  3. Knowing that simply knowing the answer to a riddle means nothing. It is solving them that make the Riddle Master.
  4. If you solve a riddle, give no hints and tell no one the answer so others get a long chance to solve it.
  5. Knowing that everyone's minds works differently, some riddles are easy to some but not for others; that even Master Solvers struggle on some Easy-ranked ones.
  6. Knowing that no one solves every riddle.
  7. Knowing that Mastery in Solving and Making takes a lot of practice and that very few are naturally gifted.
  8. Knowing that there are two kinds of Riddle Masters: the Riddle Solver and the Riddle Maker, the latter of whom creates riddles. It is the Makers' task to train the Solvers' in answering, and the Solvers' task to challenge the Makers' in creating as well as test new riddles. Neither can truly flourish without the other.
  9. Knowing that how fast one solves a riddles means little. It is the solving that matters, not the speed.
  10. Knowing that riddles are supposed to be fun, the overall purpose being to stretch minds.
  11. Knowing that riddles are not a competition and that who solves the most riddles is not the point.
  12. Knowing that poor Solvers can make great Makers and great Solvers poor Makers, that some are naturally better at Solving or Making Wordplay over Logic and vice versa.
  13. Knowing that 95% of all riddles are Middle-ranking and that one must test a riddle on many people to determine its rank.

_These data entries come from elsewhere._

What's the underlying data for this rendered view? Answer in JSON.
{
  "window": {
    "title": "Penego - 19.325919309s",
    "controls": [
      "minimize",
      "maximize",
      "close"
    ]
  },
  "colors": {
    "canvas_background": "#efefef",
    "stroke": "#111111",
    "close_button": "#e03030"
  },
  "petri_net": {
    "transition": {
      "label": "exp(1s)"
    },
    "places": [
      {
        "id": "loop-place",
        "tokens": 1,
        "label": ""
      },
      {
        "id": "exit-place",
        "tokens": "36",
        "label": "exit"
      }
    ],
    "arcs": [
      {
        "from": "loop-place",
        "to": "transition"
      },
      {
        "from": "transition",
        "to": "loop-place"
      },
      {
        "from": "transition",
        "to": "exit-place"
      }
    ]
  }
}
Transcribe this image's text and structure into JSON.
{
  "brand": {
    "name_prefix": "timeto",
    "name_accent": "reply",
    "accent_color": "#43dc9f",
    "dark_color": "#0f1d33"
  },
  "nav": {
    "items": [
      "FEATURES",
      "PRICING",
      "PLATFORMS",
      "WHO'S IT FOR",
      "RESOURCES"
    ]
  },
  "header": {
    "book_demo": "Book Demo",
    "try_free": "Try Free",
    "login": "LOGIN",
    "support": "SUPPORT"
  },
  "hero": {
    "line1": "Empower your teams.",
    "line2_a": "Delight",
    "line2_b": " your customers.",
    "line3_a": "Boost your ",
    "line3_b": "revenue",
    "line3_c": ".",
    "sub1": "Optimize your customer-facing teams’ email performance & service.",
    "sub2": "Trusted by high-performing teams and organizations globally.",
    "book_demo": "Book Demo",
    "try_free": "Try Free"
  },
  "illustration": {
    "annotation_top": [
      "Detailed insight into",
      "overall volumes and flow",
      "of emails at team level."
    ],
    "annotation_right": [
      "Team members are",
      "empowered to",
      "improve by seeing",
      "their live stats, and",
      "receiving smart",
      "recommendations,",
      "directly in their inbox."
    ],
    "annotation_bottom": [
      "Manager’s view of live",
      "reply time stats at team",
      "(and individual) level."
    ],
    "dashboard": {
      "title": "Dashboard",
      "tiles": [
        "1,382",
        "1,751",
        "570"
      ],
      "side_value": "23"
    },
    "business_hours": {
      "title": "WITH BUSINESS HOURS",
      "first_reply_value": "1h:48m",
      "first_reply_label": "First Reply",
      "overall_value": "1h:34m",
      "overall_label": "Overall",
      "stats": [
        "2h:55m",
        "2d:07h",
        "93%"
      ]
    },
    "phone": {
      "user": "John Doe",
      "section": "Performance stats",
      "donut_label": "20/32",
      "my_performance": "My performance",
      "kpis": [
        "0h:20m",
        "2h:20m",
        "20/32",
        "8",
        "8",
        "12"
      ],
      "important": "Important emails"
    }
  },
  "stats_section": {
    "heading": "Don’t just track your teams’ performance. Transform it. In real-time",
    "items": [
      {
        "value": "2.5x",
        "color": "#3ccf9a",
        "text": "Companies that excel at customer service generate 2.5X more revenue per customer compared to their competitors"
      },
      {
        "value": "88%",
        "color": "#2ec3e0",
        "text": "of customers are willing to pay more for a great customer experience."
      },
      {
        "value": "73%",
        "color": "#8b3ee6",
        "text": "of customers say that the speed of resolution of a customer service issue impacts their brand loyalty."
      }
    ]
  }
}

  14. Knowing that a good riddle has only one perfect answer and that a Maker who finds a flaw in a riddle must fix it, because Solvers will point out the flaw by coming up with the other possible answers and then explain why their other answer works when you say it is not correct. Even deeply experienced Riddle Masters Makers do not think of everything and can make mistakes.

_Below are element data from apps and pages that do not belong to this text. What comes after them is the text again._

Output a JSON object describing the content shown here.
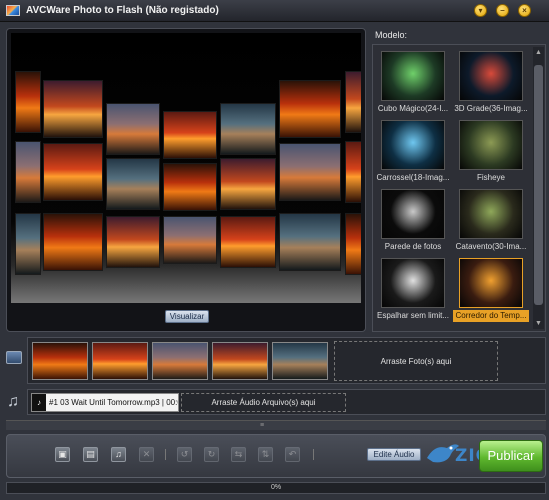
{
  "app": {
    "title": "AVCWare Photo to Flash (Não registado)",
    "window_buttons": [
      "▾",
      "–",
      "×"
    ]
  },
  "preview": {
    "visualize_label": "Visualizar"
  },
  "templates": {
    "label": "Modelo:",
    "items": [
      {
        "label": "Cubo Mágico(24-I...",
        "selected": false
      },
      {
        "label": "3D Grade(36-Imag...",
        "selected": false
      },
      {
        "label": "Carrossel(18-Imag...",
        "selected": false
      },
      {
        "label": "Fisheye",
        "selected": false
      },
      {
        "label": "Parede de fotos",
        "selected": false
      },
      {
        "label": "Catavento(30-Ima...",
        "selected": false
      },
      {
        "label": "Espalhar sem limit...",
        "selected": false
      },
      {
        "label": "Corredor do Temp...",
        "selected": true
      }
    ]
  },
  "photos": {
    "drop_label": "Arraste Foto(s) aqui",
    "count": 5
  },
  "audio": {
    "track": "#1 03 Wait Until Tomorrow.mp3 | 00:04",
    "drop_label": "Arraste Áudio Arquivo(s) aqui"
  },
  "toolbar": {
    "tools": [
      {
        "name": "add-photo-tool",
        "glyph": "▣",
        "enabled": true
      },
      {
        "name": "add-photos-tool",
        "glyph": "▤",
        "enabled": true
      },
      {
        "name": "add-audio-tool",
        "glyph": "♫",
        "enabled": true
      },
      {
        "name": "delete-tool",
        "glyph": "✕",
        "enabled": false
      },
      {
        "name": "rotate-left-tool",
        "glyph": "↺",
        "enabled": false
      },
      {
        "name": "rotate-right-tool",
        "glyph": "↻",
        "enabled": false
      },
      {
        "name": "flip-horizontal-tool",
        "glyph": "⇆",
        "enabled": false
      },
      {
        "name": "flip-vertical-tool",
        "glyph": "⇅",
        "enabled": false
      },
      {
        "name": "undo-tool",
        "glyph": "↶",
        "enabled": false
      }
    ],
    "edit_audio_label": "Edite Áudio",
    "publish_label": "Publicar",
    "logo_text": "ZIGG"
  },
  "progress": {
    "percent": 0,
    "label": "0%"
  },
  "colors": {
    "accent_selected": "#e8a126",
    "publish_green": "#5fb82e"
  }
}
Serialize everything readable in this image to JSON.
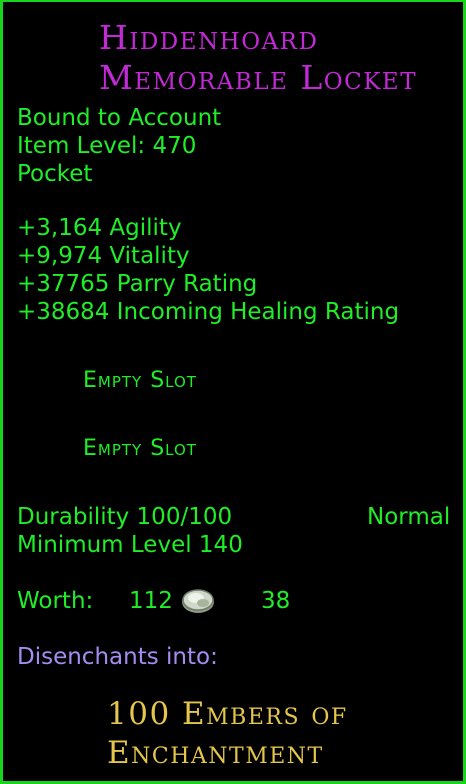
{
  "item": {
    "name_line1": "Hiddenhoard",
    "name_line2": "Memorable Locket",
    "bind": "Bound to Account",
    "item_level": "Item Level: 470",
    "slot_type": "Pocket"
  },
  "stats": [
    "+3,164 Agility",
    "+9,974 Vitality",
    "+37765 Parry Rating",
    "+38684 Incoming Healing Rating"
  ],
  "essence_slots": [
    "Empty Slot",
    "Empty Slot"
  ],
  "durability": {
    "text": "Durability 100/100",
    "quality": "Normal"
  },
  "min_level": "Minimum Level 140",
  "worth": {
    "label": "Worth:",
    "gold": "112",
    "silver": "38"
  },
  "disenchant": {
    "label": "Disenchants into:",
    "result_line1": "100 Embers of",
    "result_line2": "Enchantment"
  },
  "colors": {
    "border": "#16d51a",
    "stat_text": "#1fee28",
    "item_name": "#c22ad6",
    "disenchant_label": "#a48cf0",
    "ember": "#e3c64a"
  },
  "icons": [
    "silver-coin-icon"
  ]
}
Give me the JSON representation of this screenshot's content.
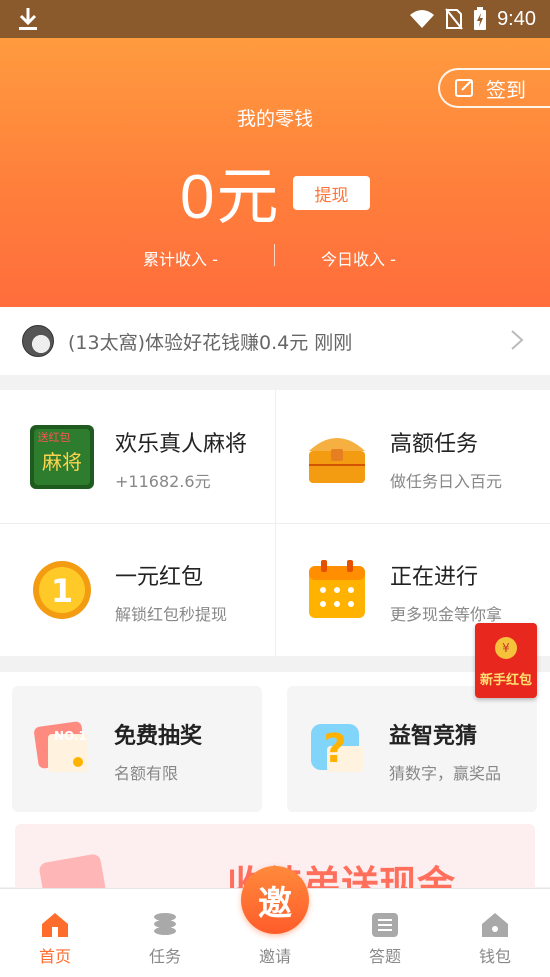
{
  "status_bar": {
    "time": "9:40"
  },
  "header": {
    "checkin_label": "签到",
    "title": "我的零钱",
    "amount": "0元",
    "withdraw_label": "提现",
    "total_income": "累计收入 -",
    "today_income": "今日收入 -"
  },
  "ticker": {
    "message": "(13太窩)体验好花钱赚0.4元 刚刚"
  },
  "grid": [
    {
      "title": "欢乐真人麻将",
      "subtitle": "+11682.6元",
      "icon": "mahjong-icon"
    },
    {
      "title": "高额任务",
      "subtitle": "做任务日入百元",
      "icon": "treasure-chest-icon"
    },
    {
      "title": "一元红包",
      "subtitle": "解锁红包秒提现",
      "icon": "one-coin-icon"
    },
    {
      "title": "正在进行",
      "subtitle": "更多现金等你拿",
      "icon": "calendar-icon"
    }
  ],
  "cards": [
    {
      "title": "免费抽奖",
      "subtitle": "名额有限",
      "icon": "lottery-ticket-icon"
    },
    {
      "title": "益智竞猜",
      "subtitle": "猜数字，赢奖品",
      "icon": "question-mark-icon"
    }
  ],
  "banner": {
    "text": "收徒弟送现金"
  },
  "floating": {
    "newbie_label": "新手红包",
    "coin_symbol": "¥"
  },
  "tabs": [
    {
      "label": "首页",
      "icon": "home-icon",
      "active": true
    },
    {
      "label": "任务",
      "icon": "coins-stack-icon",
      "active": false
    },
    {
      "label": "邀请",
      "icon": "invite-icon",
      "active": false
    },
    {
      "label": "答题",
      "icon": "quiz-icon",
      "active": false
    },
    {
      "label": "钱包",
      "icon": "wallet-icon",
      "active": false
    }
  ],
  "invite_glyph": "邀",
  "colors": {
    "accent": "#ff6d2c",
    "status_bar": "#8a5a2c",
    "hero_top": "#ff9b3f",
    "hero_bottom": "#ff6d3c"
  }
}
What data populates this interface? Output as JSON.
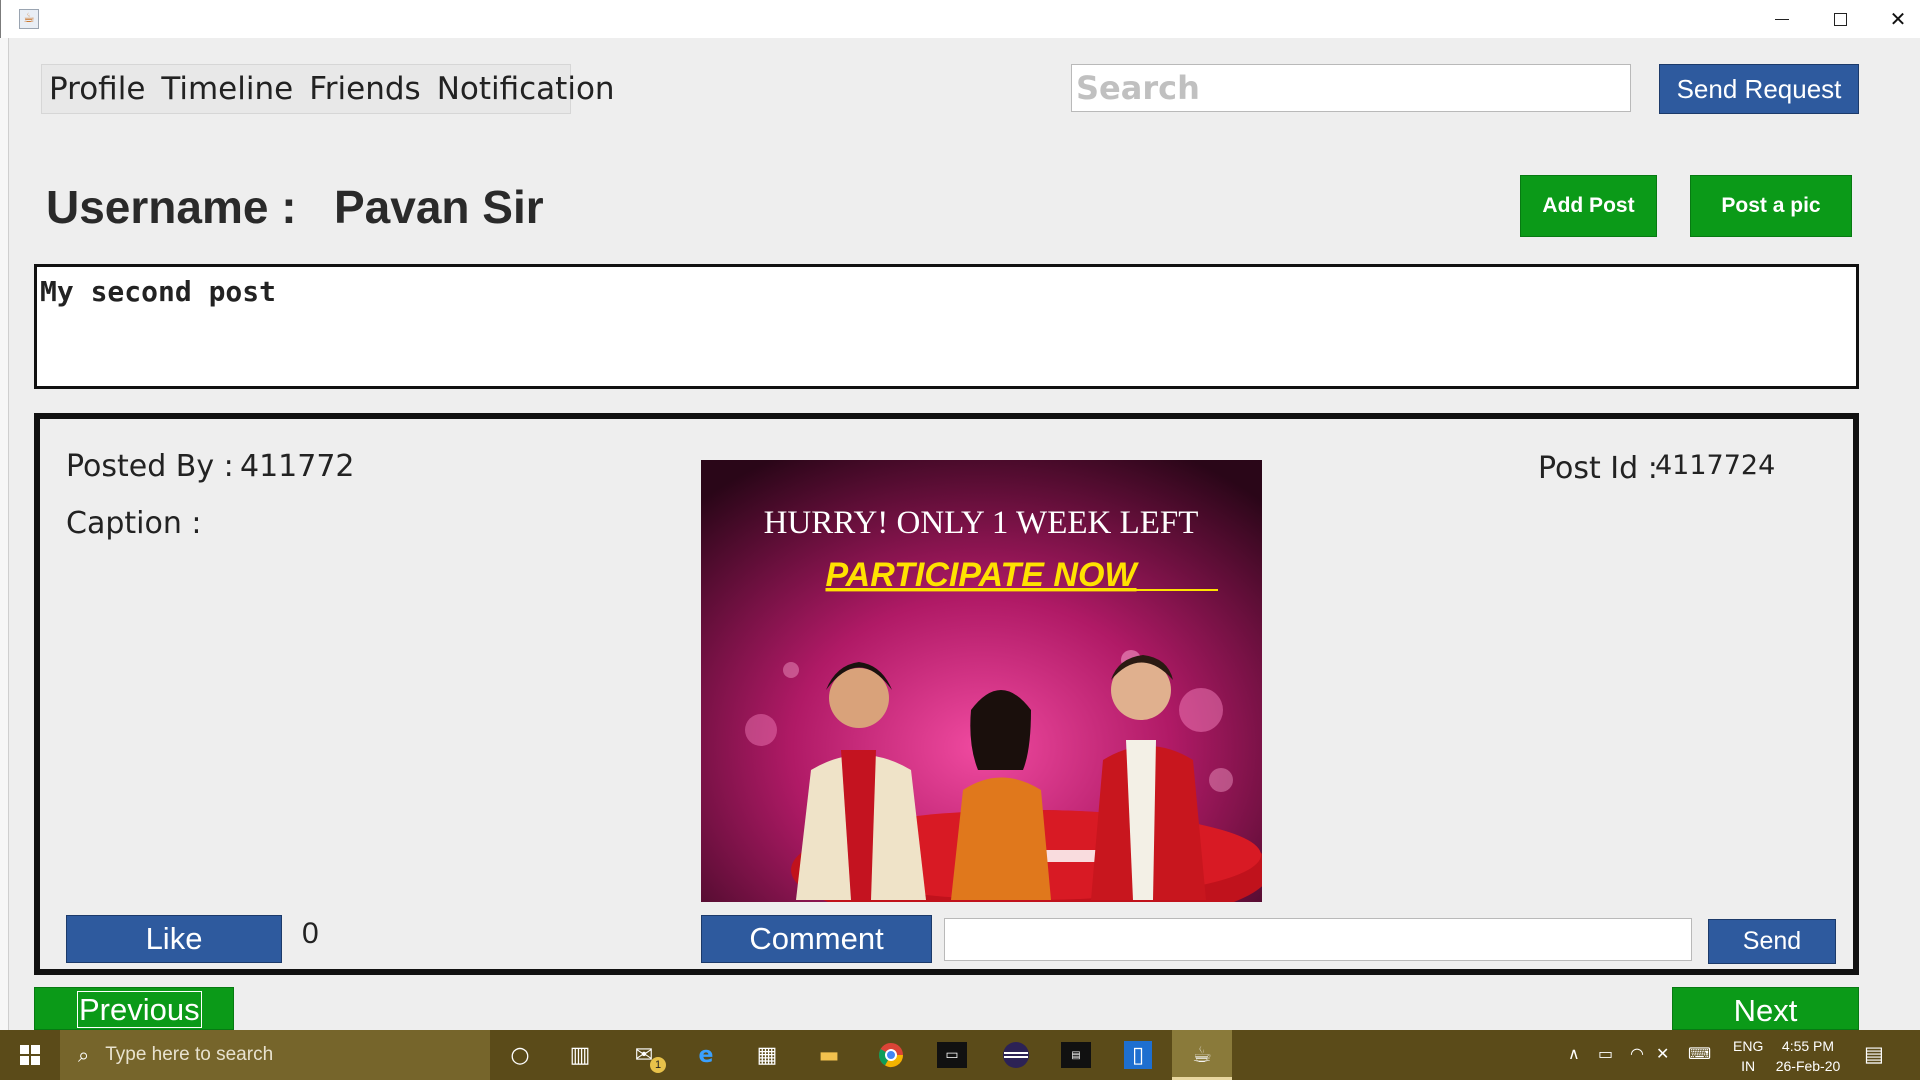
{
  "window": {
    "minimize_glyph": "—",
    "close_glyph": "✕"
  },
  "menu": {
    "items": [
      "Profile",
      "Timeline",
      "Friends",
      "Notification"
    ]
  },
  "search": {
    "placeholder": "Search",
    "button_label": "Send Request"
  },
  "user": {
    "label": "Username :",
    "name": "Pavan Sir"
  },
  "actions": {
    "add_post": "Add Post",
    "post_pic": "Post a pic"
  },
  "composer": {
    "value": "My second post"
  },
  "post": {
    "posted_by_label": "Posted By :",
    "posted_by_value": "411772",
    "caption_label": "Caption :",
    "post_id_label": "Post Id :",
    "post_id_value": "4117724",
    "image_headline": "HURRY! ONLY 1 WEEK LEFT",
    "image_cta": "PARTICIPATE  NOW",
    "like_label": "Like",
    "like_count": "0",
    "comment_label": "Comment",
    "comment_value": "",
    "send_label": "Send"
  },
  "pagination": {
    "previous": "Previous",
    "next": "Next"
  },
  "taskbar": {
    "search_placeholder": "Type here to search",
    "language_line1": "ENG",
    "language_line2": "IN",
    "time": "4:55 PM",
    "date": "26-Feb-20",
    "mail_badge": "1"
  },
  "colors": {
    "primary_blue": "#2e5a9e",
    "action_green": "#0b9a18",
    "taskbar": "#5b4b19"
  }
}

  15. Knowing that the riddle reflects the Maker's mind.
  16. Knowing that the riddles with the most obvious answers are often the hardest to solve.

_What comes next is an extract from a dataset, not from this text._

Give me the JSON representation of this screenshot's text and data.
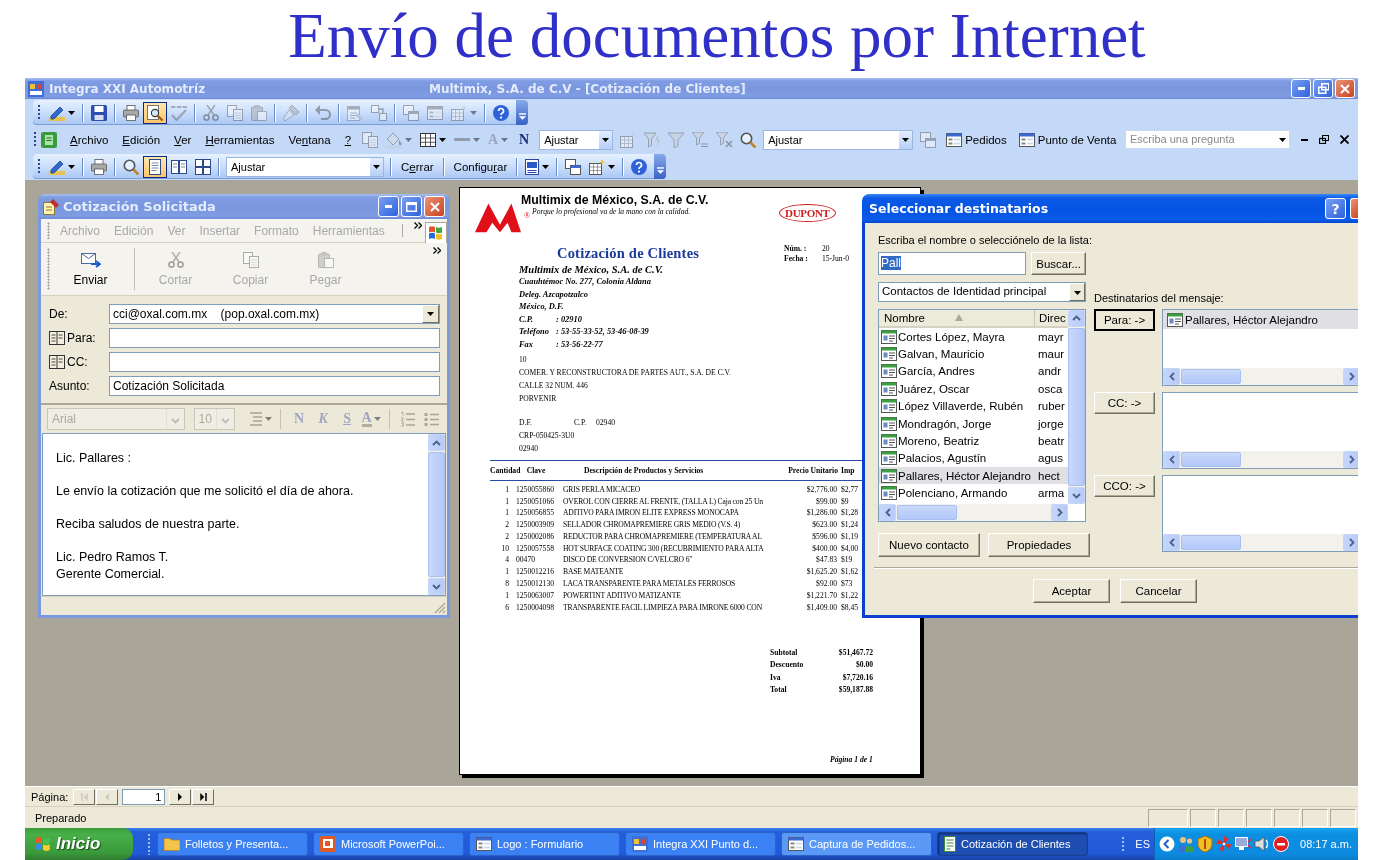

  17. Knowing that the overall point of riddles is for people to solve them. If you create mostly/only Hard through Master and above riddles, how many do you think will solve them? The answer: very few. What happens when very few people solve your riddles? The answer: very few will want to hear them.
  18. Knowing that everyone is better at riddles than they think they are at first.
  19. Knowing that one must never lie about whether or not one has solved a riddle.
  20. Knowing that Riddle Mastery is voluntary, and that there is no shame in one or others losing interest or taking a break.
  21. Knowing that there is always more to learn. That, as Ralph Waldo Emerson said, "all is a riddle, and the key to a another riddle."
  22. Above all, knowing that Riddle Mastery is about respecting the riddle, the answer, and the effort, dedication, and skill it takes to make, solve, and achieve Mastery. This is why Riddle Masters respect each other, for they all abide by the Principles of Riddle Mastery (and get angry at those who break them).